14. What should I do to have a decision issued by a foreign court recognised and which procedure applies?
The provisions on the recognition and enforcement of decisions rendered by foreign courts are contained in the Conflicts of Law Act (OG 53/91), Articles 86-97.

A decision of a foreign court equals a decision of a court of the Republic of Croatia and has legal effect in the Republic of Croatia only if it is recognized by the court of the Republic of Croatia. A foreign court decision includes court settlement as well.
A foreign court decision will be recognized if the person applying for its recognition submitted, with the decision, a confirmation of the competent court on the validity of the decision under the law of the country in which the decision was made.

The court of the Republic of Croatia will not recognize a foreign court decision if establishes, upon the appeal of the person against whom the decision was made, that this person could not participate in the proceedings for the reason of procedural irregularities.

In particular, it will be considered that a person against whom a foreign court decision was made could not participate in the proceedings, since the summons, claim or decision by which the proceedings had been initiated were not served on him/her, i.e. because no efforts were made to deliver the above-referenced documents to the respective person, unless this person participated in the litigation on merits in the first-instance proceedings.

A foreign court decision will not be recognized if in the same legal matter a court or other body in the Republic of Croatia has rendered a valid decision or if some other foreign court decision rendered in regard to the same matter is recognized in the Republic of Croatia.
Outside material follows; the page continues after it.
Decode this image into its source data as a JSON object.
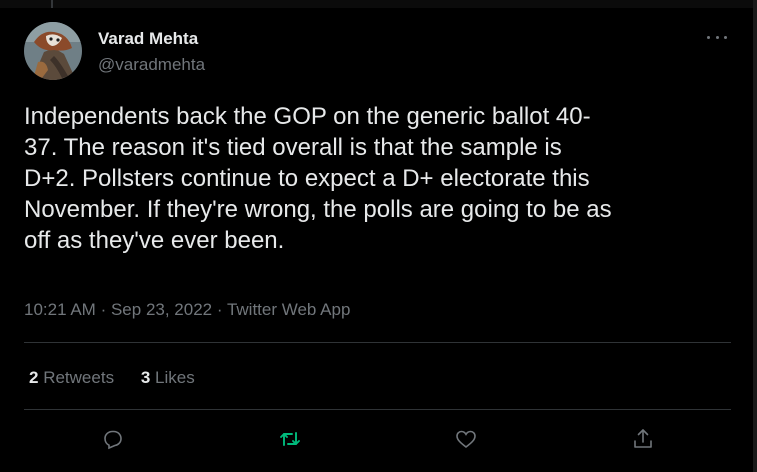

The court will postpone the process of recognition of a foreign court decision if the proceedings on the same matter and between the same parties are underway before a court of the Republic of Croatia – until the valid closure of the proceedings.
A foreign court decision will not be recognized if it is contrary to the Constitution of the Republic of Croatia.
A foreign court decision will not be recognized if there is no reciprocity.

Reciprocity in regard to the recognition of a foreign court decision is presumed until proven otherwise, and if there is a doubt about the existence of reciprocity, the Ministry of Justice of the Republic of Croatia will provide a clarification.

15. Which law does the court apply in a proceeding where the child and the parents do not live in the Republic of Croatia or are of different nationality?
If the defendant does not have a permanent place of residence in the Republic of Croatia, jurisdiction in disputes on statutory child maintenance lies with the courts of the Republic of Croatia:

1. if the claim is filed by the child, and the child resides in the Republic of Croatia,
2. if the plaintiff and the defendant are the citizens of the Republic of Croatia, regardless of their place of residence, or
3. if the plaintiff is an underage child and a citizen of the Republic of Croatia (67/1, CLA).

In the cases where the defendant has no permanent place of residence in the Republic of Croatia, jurisdiction in disputes on statutory maintenance that do not refer to child maintenance lies with the courts in the Republic of Croatia if the plaintiff is a Croatian citizen permanently residing in the Republic of Croatia (67/2, CLA).

Jurisdiction in disputes on statutory maintenance of spouses and between former spouses lies with the courts in the Republic of Croatia if the spouses’ last joint place of residence was in the Republic of Croatia and the plaintiff still has a permanent place of residence in the Republic of Croatia at the time of trial (67/3, CLA).

Jurisdiction in disputes related to statutory maintenance lies with the courts in the Republic of Croatia if the defendant has property in the Republic of Croatia that can be used to collect the amount for maintenance (68, CLA).



Further information:
Family Act (Official Gazette: 116/03, 17/04, 136/04, 107/07)
Conflicts of Law Act (Official Gazette: 53/1991)
Ombudsman for Children Act (Official Gazette: 96/03)
Social Welfare Act (Official Gazette 73/97, 27/01, 59/01, 82/01, 103/03, 44/06 and 79/07)

International agreements:
Convention on the Rights of the Child (Official Gazette, International agreements 20/97)